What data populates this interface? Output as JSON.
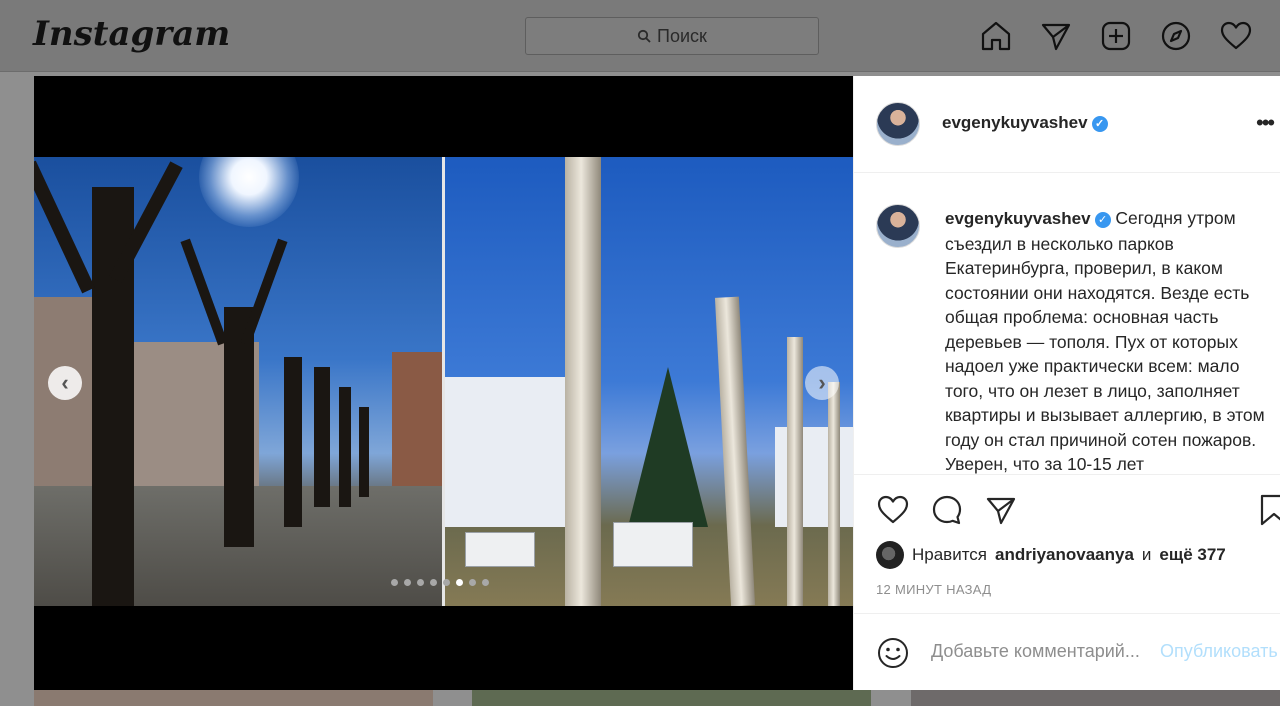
{
  "nav": {
    "logo": "Instagram",
    "search_placeholder": "Поиск",
    "icons": [
      "home-icon",
      "direct-icon",
      "new-post-icon",
      "explore-icon",
      "activity-icon"
    ]
  },
  "post": {
    "author": {
      "username": "evgenykuyvashev",
      "verified": true
    },
    "carousel": {
      "slide_count": 8,
      "active_slide": 5
    },
    "caption": "Сегодня утром съездил в несколько парков Екатеринбурга, проверил, в каком состоянии они находятся. Везде есть общая проблема: основная часть деревьев — тополя. Пух от которых надоел уже практически всем: мало того, что он лезет в лицо, заполняет квартиры и вызывает аллергию, в этом году он стал причиной сотен пожаров. Уверен, что за 10-15 лет",
    "likes": {
      "prefix": "Нравится",
      "liker": "andriyanovaanya",
      "joiner": "и",
      "others": "ещё 377"
    },
    "timestamp": "12 МИНУТ НАЗАД",
    "comment_placeholder": "Добавьте комментарий...",
    "publish_label": "Опубликовать"
  },
  "colors": {
    "verified": "#3897f0",
    "publish_disabled": "#b2dffc",
    "muted_text": "#8e8e8e"
  }
}
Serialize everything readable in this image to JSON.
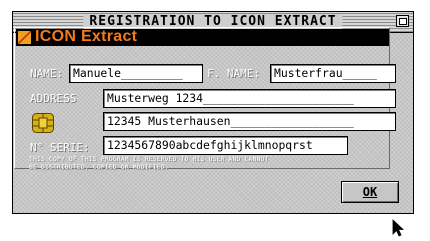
{
  "window": {
    "title": "REGISTRATION TO ICON EXTRACT"
  },
  "banner": {
    "app_name": "ICON Extract"
  },
  "form": {
    "name_label": "NAME:",
    "name_value": "Manuele_________",
    "fname_label": "F. NAME:",
    "fname_value": "Musterfrau_____",
    "address_label": "ADDRESS",
    "address_line1": "Musterweg 1234______________________",
    "address_line2": "12345 Musterhausen__________________",
    "serial_label": "N° SERIE:",
    "serial_value": "1234567890abcdefghijklmnopqrst"
  },
  "notice": {
    "line1": "THIS COPY OF THIS PROGRAM IS RESERVED TO HIS USER AND CANNOT",
    "line2": "BE DISTRIBUTED, COPIED OR MODIFIED."
  },
  "buttons": {
    "ok_label": "OK"
  },
  "icons": [
    "depth-gadget-icon",
    "logo-icon",
    "smartcard-chip-icon",
    "mouse-pointer-icon"
  ],
  "colors": {
    "window_bg": "#c6c6c6",
    "banner_bg": "#000000",
    "app_name": "#f47a1a",
    "label_text": "#ffffff",
    "field_bg": "#ffffff"
  }
}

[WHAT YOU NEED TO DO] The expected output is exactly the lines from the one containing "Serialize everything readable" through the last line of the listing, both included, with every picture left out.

[ANSWER AREA]
Serialize everything readable in this image to JSON.
{
  "window": {
    "title": "REGISTRATION TO ICON EXTRACT"
  },
  "banner": {
    "app_name": "ICON Extract"
  },
  "form": {
    "name_label": "NAME:",
    "name_value": "Manuele_________",
    "fname_label": "F. NAME:",
    "fname_value": "Musterfrau_____",
    "address_label": "ADDRESS",
    "address_line1": "Musterweg 1234______________________",
    "address_line2": "12345 Musterhausen__________________",
    "serial_label": "N° SERIE:",
    "serial_value": "1234567890abcdefghijklmnopqrst"
  },
  "notice": {
    "line1": "THIS COPY OF THIS PROGRAM IS RESERVED TO HIS USER AND CANNOT",
    "line2": "BE DISTRIBUTED, COPIED OR MODIFIED."
  },
  "buttons": {
    "ok_label": "OK"
  },
  "icons": [
    "depth-gadget-icon",
    "logo-icon",
    "smartcard-chip-icon",
    "mouse-pointer-icon"
  ],
  "colors": {
    "window_bg": "#c6c6c6",
    "banner_bg": "#000000",
    "app_name": "#f47a1a",
    "label_text": "#ffffff",
    "field_bg": "#ffffff"
  }
}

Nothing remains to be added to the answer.